*** Begin section ***
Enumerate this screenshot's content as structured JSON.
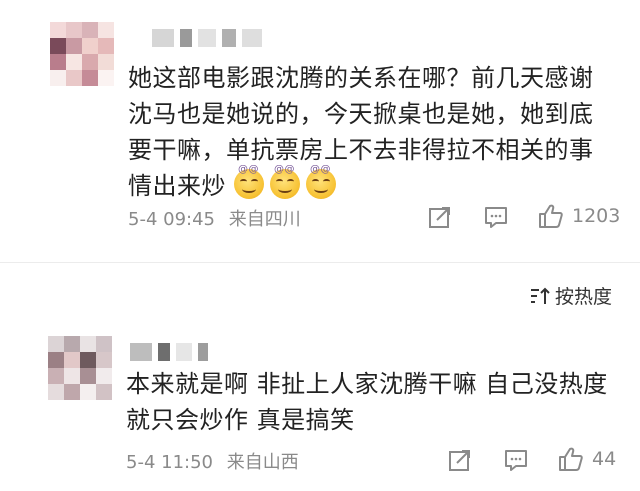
{
  "comments": [
    {
      "text_lines": [
        "她这部电影跟沈腾的关系在哪？前几天感谢",
        "沈马也是她说的，今天掀桌也是她，她到底",
        "要干嘛，单抗票房上不去非得拉不相关的事",
        "情出来炒"
      ],
      "time": "5-4 09:45",
      "location": "来自四川",
      "like_count": "1203",
      "emojis": [
        "dizzy-smirk-emoji",
        "dizzy-smirk-emoji",
        "dizzy-smirk-emoji"
      ]
    },
    {
      "text_lines": [
        "本来就是啊 非扯上人家沈腾干嘛 自己没热度",
        "就只会炒作 真是搞笑"
      ],
      "time": "5-4 11:50",
      "location": "来自山西",
      "like_count": "44"
    }
  ],
  "sort": {
    "label": "按热度",
    "icon": "sort-icon"
  },
  "icons": {
    "share": "share-icon",
    "comment": "comment-icon",
    "like": "thumbs-up-icon"
  }
}
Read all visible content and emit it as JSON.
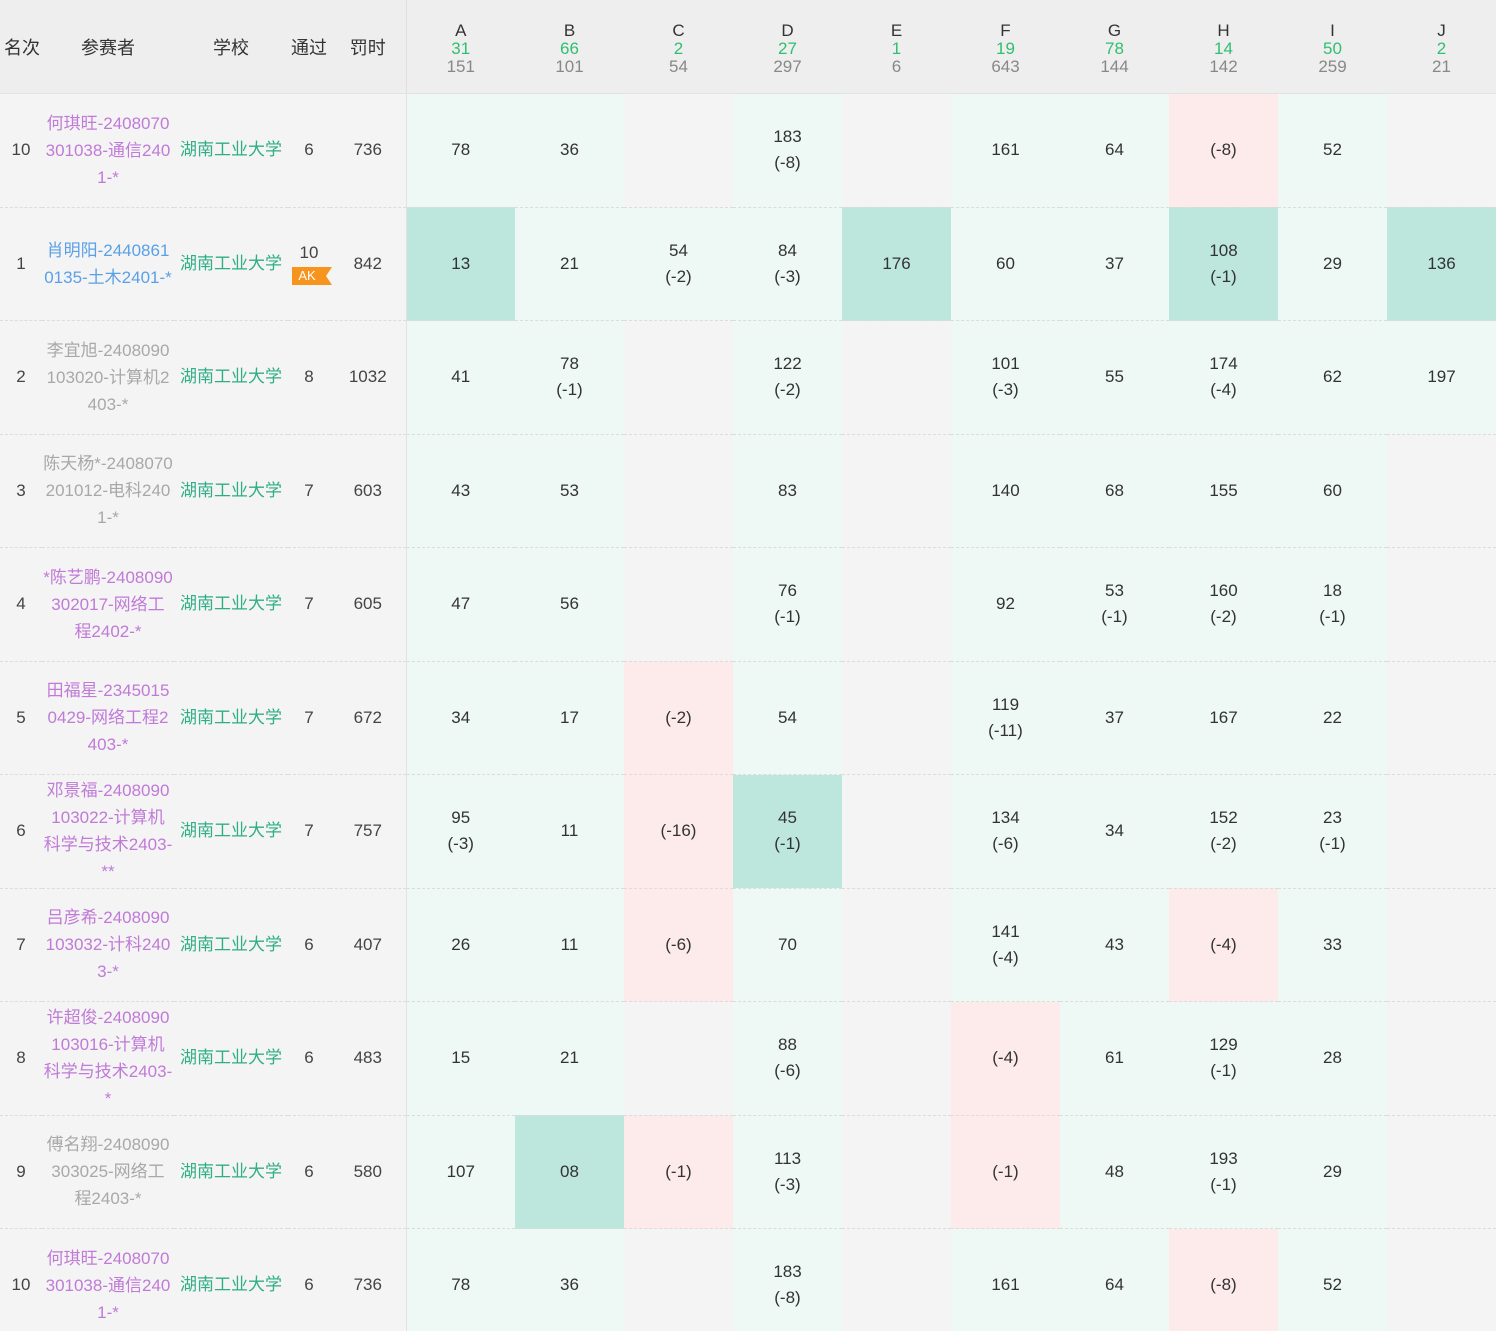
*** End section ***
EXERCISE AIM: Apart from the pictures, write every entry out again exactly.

RESULT OF THE TASK:
Enumerate this screenshot's content as structured JSON.
{
  "comments": [
    {
      "text_lines": [
        "她这部电影跟沈腾的关系在哪？前几天感谢",
        "沈马也是她说的，今天掀桌也是她，她到底",
        "要干嘛，单抗票房上不去非得拉不相关的事",
        "情出来炒"
      ],
      "time": "5-4 09:45",
      "location": "来自四川",
      "like_count": "1203",
      "emojis": [
        "dizzy-smirk-emoji",
        "dizzy-smirk-emoji",
        "dizzy-smirk-emoji"
      ]
    },
    {
      "text_lines": [
        "本来就是啊 非扯上人家沈腾干嘛 自己没热度",
        "就只会炒作 真是搞笑"
      ],
      "time": "5-4 11:50",
      "location": "来自山西",
      "like_count": "44"
    }
  ],
  "sort": {
    "label": "按热度",
    "icon": "sort-icon"
  },
  "icons": {
    "share": "share-icon",
    "comment": "comment-icon",
    "like": "thumbs-up-icon"
  }
}
Read all visible content and emit it as JSON.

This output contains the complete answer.